"The Man Who Murdered Time" - the first ever novel about Muybridge
Dear Historians of the Central Pacific Railroad,
A number of you have given me invaluable information re the railroad over the past few years to help me with my novel. So I wanted to send you the following:
For the last 26 years - on and off - I've been working on what is the first ever novel about Muybridge. Most of the world wasn't much interested in the man and his extraordinary life for much of this time. But now, at last, Hollywood is paying attention – and find it a riveting story – Gary Oldman, Andy Serkis and Cohen Media all currently have films in development, based only on what they have – some excellent, but strictly non-fiction books.
This is the only dramatic novel about the man himself: an adventure story about Eadweard Muybridge: artist, scientist, lover. Strong as an ox and delicate as a flower, stubborn as a mule and trusting as a child, a friend of Royalty and Chinese porters, a household name.

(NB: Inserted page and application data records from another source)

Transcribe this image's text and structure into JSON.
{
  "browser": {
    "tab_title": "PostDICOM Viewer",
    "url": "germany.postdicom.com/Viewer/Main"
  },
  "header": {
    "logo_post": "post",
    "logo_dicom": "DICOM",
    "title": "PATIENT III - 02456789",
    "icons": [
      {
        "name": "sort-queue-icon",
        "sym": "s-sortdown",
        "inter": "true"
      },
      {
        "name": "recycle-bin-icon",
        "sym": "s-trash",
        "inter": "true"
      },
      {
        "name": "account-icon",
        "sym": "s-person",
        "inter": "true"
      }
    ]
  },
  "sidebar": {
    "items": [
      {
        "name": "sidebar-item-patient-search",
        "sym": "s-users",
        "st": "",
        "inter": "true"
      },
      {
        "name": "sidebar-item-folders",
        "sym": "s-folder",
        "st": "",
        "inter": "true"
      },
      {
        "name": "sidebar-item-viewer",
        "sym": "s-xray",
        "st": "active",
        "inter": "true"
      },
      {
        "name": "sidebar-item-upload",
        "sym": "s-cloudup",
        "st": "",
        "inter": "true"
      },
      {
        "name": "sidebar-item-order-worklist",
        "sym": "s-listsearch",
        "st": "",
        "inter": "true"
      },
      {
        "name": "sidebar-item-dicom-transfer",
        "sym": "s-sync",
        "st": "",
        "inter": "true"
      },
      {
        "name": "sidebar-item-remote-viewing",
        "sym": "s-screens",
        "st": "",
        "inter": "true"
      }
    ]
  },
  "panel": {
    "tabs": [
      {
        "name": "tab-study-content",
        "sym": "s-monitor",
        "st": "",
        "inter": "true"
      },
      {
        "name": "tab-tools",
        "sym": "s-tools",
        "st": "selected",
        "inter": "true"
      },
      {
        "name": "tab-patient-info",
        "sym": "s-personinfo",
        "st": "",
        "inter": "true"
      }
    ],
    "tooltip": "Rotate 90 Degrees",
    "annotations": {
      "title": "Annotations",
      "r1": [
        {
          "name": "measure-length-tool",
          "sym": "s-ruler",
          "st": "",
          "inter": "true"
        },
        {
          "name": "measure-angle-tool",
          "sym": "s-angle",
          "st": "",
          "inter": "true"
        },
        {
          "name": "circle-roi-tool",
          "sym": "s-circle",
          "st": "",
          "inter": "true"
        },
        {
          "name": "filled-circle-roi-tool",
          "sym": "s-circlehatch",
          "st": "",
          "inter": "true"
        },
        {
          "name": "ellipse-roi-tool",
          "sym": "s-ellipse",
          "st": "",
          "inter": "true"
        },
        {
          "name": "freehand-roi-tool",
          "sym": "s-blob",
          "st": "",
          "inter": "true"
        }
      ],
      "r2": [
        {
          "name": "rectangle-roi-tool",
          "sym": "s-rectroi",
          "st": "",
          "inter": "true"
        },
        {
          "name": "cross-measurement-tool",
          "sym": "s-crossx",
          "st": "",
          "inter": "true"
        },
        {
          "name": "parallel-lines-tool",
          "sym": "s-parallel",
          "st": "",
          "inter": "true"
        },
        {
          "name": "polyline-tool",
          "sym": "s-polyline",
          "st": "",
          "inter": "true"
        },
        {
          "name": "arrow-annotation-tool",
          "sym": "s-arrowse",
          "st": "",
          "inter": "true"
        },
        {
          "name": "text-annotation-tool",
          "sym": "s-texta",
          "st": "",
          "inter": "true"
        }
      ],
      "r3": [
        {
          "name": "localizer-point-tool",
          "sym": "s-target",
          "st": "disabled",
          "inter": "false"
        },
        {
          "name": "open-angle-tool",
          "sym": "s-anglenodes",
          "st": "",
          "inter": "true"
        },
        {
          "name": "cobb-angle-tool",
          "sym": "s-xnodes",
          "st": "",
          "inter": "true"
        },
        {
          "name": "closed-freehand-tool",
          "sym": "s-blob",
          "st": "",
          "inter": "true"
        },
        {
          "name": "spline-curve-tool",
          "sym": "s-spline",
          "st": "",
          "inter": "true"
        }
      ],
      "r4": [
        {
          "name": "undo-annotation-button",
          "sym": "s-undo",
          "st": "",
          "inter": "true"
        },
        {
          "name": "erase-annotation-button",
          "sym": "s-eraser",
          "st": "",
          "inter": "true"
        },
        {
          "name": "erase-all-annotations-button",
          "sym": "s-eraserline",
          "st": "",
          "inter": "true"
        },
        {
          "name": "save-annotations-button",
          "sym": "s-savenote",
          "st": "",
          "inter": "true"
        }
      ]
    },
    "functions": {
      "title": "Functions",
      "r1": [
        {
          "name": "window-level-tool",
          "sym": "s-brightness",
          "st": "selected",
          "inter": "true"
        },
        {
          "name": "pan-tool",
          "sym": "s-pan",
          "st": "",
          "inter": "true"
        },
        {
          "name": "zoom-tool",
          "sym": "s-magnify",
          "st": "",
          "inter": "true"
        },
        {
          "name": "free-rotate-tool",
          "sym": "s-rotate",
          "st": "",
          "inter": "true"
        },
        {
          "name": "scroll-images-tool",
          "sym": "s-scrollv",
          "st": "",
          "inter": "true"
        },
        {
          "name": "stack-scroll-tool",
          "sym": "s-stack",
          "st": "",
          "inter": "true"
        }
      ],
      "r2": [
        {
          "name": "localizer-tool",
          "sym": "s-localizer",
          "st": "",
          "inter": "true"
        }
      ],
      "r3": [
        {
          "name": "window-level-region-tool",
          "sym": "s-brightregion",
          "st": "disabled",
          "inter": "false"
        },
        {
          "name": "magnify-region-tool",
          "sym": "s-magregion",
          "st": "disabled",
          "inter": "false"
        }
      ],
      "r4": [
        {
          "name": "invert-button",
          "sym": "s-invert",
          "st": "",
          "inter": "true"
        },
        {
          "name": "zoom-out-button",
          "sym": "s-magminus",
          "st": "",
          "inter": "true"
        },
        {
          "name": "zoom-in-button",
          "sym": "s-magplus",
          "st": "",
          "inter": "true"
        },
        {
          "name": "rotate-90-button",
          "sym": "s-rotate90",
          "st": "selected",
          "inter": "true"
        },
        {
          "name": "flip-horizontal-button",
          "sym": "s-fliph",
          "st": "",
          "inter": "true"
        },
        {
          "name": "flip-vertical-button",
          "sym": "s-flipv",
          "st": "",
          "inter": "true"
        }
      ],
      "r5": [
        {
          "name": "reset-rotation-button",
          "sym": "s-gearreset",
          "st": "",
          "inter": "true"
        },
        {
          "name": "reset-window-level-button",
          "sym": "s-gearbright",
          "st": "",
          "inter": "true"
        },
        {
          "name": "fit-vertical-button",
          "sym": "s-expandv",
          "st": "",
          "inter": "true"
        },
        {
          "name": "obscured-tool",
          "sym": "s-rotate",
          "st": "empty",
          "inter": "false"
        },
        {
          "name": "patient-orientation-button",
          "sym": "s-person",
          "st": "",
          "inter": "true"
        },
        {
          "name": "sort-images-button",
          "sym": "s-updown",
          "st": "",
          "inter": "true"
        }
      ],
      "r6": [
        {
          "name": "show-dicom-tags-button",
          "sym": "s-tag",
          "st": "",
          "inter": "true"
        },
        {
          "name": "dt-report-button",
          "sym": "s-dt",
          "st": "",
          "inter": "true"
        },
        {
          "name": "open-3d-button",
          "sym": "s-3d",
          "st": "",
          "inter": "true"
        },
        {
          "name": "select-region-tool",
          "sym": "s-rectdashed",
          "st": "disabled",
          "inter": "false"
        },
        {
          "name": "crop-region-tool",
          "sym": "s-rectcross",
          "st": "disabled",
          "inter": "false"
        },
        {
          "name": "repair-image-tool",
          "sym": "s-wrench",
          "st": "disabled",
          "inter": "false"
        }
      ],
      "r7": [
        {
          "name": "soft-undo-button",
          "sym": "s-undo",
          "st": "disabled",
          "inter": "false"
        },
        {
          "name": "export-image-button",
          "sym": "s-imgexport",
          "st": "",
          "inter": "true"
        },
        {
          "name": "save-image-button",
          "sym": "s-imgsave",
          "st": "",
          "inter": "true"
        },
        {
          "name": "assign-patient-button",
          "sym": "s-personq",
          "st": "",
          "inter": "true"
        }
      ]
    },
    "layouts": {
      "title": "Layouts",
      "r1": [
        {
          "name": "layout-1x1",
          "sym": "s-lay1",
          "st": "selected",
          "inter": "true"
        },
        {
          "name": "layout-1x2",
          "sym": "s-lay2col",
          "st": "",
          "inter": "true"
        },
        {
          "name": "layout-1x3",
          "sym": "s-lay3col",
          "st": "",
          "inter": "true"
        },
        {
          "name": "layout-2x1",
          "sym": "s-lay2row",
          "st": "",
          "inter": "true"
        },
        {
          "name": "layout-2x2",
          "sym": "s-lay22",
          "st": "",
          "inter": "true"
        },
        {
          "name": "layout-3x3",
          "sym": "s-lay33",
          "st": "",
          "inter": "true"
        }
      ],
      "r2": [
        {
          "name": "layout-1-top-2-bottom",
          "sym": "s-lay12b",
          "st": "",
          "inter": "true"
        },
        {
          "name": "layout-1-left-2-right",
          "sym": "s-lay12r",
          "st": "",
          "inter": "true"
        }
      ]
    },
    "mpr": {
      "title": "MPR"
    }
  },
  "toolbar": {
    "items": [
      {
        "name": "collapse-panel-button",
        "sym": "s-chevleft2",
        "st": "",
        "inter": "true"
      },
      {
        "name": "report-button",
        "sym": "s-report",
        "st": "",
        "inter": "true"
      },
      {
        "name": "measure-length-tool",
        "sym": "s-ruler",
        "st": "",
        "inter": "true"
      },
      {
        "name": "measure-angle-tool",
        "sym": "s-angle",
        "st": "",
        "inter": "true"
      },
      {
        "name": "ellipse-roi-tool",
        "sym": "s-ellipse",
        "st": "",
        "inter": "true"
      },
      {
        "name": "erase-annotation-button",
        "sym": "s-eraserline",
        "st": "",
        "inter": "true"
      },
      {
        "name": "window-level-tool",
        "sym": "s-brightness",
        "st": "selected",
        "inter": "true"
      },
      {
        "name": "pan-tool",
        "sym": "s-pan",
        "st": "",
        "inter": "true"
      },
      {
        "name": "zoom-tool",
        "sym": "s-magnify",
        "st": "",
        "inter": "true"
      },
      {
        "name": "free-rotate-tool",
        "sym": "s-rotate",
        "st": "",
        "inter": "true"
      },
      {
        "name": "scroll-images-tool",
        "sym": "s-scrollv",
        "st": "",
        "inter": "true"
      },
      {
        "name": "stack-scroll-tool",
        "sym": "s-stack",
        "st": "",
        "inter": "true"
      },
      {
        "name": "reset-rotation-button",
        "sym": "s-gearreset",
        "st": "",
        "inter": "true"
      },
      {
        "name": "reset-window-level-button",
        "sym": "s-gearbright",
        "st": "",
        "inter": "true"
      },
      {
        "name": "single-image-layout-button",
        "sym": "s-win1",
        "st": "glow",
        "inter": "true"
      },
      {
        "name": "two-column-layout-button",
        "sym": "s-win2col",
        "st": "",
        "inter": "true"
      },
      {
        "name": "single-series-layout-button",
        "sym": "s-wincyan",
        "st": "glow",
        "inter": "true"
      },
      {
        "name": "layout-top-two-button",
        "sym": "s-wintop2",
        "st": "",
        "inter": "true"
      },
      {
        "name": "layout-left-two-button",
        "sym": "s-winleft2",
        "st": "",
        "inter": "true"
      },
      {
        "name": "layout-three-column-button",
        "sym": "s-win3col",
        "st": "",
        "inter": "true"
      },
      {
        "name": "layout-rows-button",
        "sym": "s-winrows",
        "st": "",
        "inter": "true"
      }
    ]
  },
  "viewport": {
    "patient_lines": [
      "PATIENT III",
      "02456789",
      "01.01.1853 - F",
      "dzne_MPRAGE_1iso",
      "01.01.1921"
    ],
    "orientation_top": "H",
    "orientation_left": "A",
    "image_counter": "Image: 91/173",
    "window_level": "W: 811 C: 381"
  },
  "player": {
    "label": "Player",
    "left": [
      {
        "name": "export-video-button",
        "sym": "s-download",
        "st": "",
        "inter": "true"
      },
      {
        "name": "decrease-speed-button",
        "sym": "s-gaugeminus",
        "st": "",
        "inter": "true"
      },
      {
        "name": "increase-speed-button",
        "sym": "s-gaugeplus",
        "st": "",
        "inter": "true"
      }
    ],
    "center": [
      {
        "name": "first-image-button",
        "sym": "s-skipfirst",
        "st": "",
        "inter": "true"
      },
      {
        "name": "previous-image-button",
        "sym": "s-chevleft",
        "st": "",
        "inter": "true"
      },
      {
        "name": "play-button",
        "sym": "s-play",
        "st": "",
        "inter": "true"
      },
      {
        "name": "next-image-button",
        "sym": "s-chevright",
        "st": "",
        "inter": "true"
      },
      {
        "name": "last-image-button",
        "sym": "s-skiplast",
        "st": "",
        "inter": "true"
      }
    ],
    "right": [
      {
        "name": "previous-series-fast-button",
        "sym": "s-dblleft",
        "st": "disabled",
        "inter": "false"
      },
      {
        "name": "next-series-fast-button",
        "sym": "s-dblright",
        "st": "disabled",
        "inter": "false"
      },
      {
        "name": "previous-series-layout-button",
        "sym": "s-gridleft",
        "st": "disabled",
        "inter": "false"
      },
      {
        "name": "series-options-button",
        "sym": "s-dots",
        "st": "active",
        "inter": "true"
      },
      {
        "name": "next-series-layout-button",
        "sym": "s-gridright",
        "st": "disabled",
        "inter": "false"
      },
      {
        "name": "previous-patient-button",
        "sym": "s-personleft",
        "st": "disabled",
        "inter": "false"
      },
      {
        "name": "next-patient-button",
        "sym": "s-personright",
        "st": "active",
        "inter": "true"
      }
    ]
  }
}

Climb inside his head as he survives death three times, makes the world’s first motion picture, shoots his wife’s lover, stands trial while they test the gallows outside the courtroom window, and takes ten thousand nude photographs. Join him as he looks under the skirts of Nature and captures what he sees at twenty-four pictures a second.
If you’d like to find out what Jack the Ripper, Lewis Carroll, the Lumière brothers, Thomas Edison, Sarah Bernhardt and the future King Edward VII were really like, Muybridge will introduce them to you.
I thought you might be interested. You can find the book, The Man Who Murdered Time, on Amazon and Kindle.
The former Managing Director of Amazon.fr, Cecile Moulard, wrote the following about my novel:
Have you met Eadweard Muybridge? I loved this extraordinary man, I identified with him at times, David Stansfield makes him so alive, so human, so present.
I savored the different levels of the text offered by the author. They complement themselves, nourish themselves, enrich themselves: the child aching for love; the grown-up lover, sincere and immature, murdered and murdering; the father of pure invention at the mercy of his brilliant, tyrannical sponsor; the genius embraced by both the artistic and the scientific community; a man both of and ahead of his time who meets the brilliant opportunist Edison, who is a friend of Nadar, of the obese and charming Prince Edward, of the Lumière brothers …
Stansfield takes us on a journey. This is a book about Talent, about the strange proximity of the artistic and the scientific world, about Love, about the World at the end of the 19th century and the ties that bind the cultural elites of America and Europe. This is a jewel.